      Those of us that have been following Rob Connoley's (aka gfron1) trek from home cook to down-and-literally-dirty locavore James Beard-semi-finalist chef are justifiably proud of his well-deserved transformation to a published author, which he has faithfully detailed in an earlier topic. If you're not familiar with his story, I urge you to catch up, then come back here, because we're ready to move on to the next step.
       
      Rob's book, Acorns & Cattails: A Modern Foraging Cookbook of Forest, Farm & Field, is finally, officially available. This alone is awesome news, and you should totally order your copy today. Or . . . 
       
      . . . we want to continue the conversation about Rob, his book and his future plans in this topic. And just to up the awesomeness, Rob is offering a free book to a randomly selected participant here.
       
      Simply post a question or comment in this topic between now and 11:59 p.m. CST (US), 13 September 2016 and you'll be eligible to "win," based on a random drawing to be conducted, with each participant getting one chance, not including Society volunteers (and Rob himself.
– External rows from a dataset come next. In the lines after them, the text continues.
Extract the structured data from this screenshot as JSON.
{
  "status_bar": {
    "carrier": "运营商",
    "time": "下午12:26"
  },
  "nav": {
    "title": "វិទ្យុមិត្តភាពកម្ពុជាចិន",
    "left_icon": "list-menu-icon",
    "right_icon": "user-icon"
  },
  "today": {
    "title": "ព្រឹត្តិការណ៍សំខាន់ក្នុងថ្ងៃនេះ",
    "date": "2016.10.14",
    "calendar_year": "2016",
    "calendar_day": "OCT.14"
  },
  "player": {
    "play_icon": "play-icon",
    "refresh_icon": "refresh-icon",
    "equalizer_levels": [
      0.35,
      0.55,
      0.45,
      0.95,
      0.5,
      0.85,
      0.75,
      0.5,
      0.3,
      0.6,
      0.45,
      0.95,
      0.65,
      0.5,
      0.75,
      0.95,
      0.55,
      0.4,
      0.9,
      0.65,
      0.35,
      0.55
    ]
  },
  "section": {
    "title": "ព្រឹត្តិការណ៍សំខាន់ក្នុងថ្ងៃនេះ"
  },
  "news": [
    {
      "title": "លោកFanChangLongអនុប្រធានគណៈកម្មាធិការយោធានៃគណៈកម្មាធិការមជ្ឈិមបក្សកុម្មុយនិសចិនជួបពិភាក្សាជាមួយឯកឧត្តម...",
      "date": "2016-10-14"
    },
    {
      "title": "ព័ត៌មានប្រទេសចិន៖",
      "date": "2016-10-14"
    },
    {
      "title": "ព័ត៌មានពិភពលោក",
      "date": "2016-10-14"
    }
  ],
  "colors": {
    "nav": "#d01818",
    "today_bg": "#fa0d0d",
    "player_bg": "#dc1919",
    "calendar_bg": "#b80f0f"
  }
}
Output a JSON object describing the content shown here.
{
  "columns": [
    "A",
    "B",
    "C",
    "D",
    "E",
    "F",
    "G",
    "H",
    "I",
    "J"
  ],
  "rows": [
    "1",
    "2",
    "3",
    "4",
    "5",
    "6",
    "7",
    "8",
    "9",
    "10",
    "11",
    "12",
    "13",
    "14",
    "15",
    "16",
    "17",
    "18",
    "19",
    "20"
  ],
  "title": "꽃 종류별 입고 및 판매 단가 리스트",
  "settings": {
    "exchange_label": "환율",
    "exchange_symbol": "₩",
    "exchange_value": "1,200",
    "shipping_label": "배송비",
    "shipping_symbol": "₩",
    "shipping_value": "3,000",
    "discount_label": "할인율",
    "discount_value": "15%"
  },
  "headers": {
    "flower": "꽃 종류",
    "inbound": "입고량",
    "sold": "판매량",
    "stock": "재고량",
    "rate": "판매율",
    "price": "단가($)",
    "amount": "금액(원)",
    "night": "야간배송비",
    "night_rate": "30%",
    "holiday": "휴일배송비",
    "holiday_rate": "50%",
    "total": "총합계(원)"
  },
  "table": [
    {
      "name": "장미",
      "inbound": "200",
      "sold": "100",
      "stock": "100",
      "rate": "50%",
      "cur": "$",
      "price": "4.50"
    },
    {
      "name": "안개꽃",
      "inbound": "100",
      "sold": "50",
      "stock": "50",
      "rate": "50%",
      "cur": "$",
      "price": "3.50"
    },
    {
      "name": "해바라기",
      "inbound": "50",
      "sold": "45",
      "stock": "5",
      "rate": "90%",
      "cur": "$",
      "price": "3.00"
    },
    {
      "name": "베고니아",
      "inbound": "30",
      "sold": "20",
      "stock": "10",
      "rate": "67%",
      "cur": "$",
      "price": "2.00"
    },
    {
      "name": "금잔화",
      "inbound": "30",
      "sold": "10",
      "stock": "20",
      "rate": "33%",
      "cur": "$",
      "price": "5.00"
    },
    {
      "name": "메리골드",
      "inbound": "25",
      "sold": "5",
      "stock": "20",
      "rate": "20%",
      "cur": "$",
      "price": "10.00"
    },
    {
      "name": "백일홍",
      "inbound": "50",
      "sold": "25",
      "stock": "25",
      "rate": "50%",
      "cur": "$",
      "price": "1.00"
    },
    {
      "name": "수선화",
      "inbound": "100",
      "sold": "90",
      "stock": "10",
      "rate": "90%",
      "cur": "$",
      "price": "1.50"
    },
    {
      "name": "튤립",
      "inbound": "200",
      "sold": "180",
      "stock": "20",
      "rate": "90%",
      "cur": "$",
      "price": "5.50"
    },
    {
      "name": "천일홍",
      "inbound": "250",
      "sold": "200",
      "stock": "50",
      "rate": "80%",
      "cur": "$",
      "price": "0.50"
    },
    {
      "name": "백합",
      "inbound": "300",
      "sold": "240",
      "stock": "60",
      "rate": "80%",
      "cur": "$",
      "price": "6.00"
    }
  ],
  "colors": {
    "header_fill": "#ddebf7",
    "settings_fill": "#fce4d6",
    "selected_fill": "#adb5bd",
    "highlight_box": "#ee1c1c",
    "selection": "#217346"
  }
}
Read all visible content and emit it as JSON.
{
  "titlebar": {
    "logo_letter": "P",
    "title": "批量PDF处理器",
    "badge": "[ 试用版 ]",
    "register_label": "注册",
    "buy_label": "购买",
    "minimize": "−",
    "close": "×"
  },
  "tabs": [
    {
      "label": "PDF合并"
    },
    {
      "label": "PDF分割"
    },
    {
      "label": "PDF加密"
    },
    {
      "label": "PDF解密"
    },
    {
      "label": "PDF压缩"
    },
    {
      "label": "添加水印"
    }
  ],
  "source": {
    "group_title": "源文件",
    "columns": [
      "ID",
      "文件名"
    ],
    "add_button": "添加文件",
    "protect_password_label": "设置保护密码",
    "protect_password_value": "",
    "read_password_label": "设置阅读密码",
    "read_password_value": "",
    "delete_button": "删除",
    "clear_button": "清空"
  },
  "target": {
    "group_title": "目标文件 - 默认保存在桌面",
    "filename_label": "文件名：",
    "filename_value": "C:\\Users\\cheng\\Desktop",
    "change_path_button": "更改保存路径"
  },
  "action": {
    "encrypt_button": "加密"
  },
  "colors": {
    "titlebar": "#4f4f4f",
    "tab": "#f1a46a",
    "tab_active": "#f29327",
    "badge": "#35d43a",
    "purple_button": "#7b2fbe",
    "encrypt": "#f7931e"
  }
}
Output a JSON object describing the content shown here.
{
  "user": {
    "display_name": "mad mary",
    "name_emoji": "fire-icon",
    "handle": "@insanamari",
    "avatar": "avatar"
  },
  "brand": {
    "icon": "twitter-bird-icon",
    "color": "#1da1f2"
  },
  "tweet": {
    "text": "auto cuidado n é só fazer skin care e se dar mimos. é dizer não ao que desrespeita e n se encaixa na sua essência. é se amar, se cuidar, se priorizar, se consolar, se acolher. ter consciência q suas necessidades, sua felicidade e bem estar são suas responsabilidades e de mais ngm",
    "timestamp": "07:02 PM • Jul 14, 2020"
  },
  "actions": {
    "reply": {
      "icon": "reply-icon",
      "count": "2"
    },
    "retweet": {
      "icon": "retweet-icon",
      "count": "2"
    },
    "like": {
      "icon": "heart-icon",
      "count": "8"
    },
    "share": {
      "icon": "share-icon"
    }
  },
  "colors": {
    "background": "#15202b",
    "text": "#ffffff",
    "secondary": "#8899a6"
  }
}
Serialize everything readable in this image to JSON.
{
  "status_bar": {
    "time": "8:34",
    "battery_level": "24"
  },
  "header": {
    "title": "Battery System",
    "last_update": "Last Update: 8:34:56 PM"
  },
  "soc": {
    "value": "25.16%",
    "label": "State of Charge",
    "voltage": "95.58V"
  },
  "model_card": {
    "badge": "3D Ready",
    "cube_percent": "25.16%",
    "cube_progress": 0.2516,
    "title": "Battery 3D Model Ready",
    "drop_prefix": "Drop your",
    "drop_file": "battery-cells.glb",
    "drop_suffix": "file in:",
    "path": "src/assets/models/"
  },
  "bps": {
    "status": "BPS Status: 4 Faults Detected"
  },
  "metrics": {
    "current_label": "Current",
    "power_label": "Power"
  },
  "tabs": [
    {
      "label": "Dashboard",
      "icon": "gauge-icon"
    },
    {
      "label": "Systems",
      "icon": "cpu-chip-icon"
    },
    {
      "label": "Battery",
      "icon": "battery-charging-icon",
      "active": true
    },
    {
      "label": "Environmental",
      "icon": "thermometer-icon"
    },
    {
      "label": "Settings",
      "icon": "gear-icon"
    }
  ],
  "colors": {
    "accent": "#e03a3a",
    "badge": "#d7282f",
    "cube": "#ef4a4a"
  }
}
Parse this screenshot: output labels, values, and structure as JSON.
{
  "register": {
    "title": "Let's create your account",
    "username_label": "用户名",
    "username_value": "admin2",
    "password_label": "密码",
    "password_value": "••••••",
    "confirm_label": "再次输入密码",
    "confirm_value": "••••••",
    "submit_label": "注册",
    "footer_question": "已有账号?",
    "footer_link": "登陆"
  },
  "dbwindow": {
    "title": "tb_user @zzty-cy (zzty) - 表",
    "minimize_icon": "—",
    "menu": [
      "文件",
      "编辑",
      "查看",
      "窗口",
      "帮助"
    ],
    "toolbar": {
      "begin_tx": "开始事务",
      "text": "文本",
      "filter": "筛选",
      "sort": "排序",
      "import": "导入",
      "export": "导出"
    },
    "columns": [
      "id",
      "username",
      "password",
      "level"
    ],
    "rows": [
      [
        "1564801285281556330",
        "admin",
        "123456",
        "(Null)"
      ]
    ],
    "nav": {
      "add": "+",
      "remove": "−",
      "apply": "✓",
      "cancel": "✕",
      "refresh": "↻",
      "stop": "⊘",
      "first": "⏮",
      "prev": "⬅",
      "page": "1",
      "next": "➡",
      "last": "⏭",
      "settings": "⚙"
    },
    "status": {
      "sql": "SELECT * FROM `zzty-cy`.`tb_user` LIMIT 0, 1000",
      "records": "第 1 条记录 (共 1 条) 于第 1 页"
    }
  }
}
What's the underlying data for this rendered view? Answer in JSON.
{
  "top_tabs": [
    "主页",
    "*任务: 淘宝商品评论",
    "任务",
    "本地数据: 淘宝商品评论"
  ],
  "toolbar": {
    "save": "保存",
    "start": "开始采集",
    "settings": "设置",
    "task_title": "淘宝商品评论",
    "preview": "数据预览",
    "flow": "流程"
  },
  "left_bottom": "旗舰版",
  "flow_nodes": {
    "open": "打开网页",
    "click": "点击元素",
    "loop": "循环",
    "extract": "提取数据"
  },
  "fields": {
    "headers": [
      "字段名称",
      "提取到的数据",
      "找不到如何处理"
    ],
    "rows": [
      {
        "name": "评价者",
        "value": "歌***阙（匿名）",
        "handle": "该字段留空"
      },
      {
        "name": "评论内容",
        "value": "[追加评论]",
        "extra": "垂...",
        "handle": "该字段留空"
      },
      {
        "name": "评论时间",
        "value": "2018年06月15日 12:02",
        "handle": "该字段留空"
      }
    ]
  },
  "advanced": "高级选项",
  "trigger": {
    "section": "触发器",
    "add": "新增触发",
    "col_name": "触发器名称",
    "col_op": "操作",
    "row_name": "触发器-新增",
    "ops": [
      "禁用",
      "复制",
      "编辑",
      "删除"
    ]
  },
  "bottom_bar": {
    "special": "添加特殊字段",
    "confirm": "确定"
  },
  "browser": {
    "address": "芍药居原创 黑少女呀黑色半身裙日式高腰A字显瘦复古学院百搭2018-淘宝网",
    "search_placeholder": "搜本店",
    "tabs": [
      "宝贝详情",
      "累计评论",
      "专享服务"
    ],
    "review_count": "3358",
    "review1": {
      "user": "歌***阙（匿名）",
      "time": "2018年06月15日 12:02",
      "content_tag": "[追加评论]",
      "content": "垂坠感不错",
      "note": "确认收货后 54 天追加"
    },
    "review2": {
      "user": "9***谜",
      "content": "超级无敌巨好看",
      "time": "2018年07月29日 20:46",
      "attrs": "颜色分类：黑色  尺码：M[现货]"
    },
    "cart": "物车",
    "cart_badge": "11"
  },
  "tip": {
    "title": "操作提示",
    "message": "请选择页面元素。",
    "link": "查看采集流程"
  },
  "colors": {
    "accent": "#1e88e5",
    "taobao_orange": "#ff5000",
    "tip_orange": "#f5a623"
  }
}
Multiple posts will not improve your chances, so don't get overheated.)  The winner will be announced on 14 September.
       
      Rob will be along shortly to add his encouragement and whatever late-breaking news he has -- he's busy guy these days, so be patient -- but there's no need to wait to post questions or comments.
       
       
      P.S. And if you don't win, you should still get this book.
  • Recently Browsing   0 members

    No registered users viewing this page.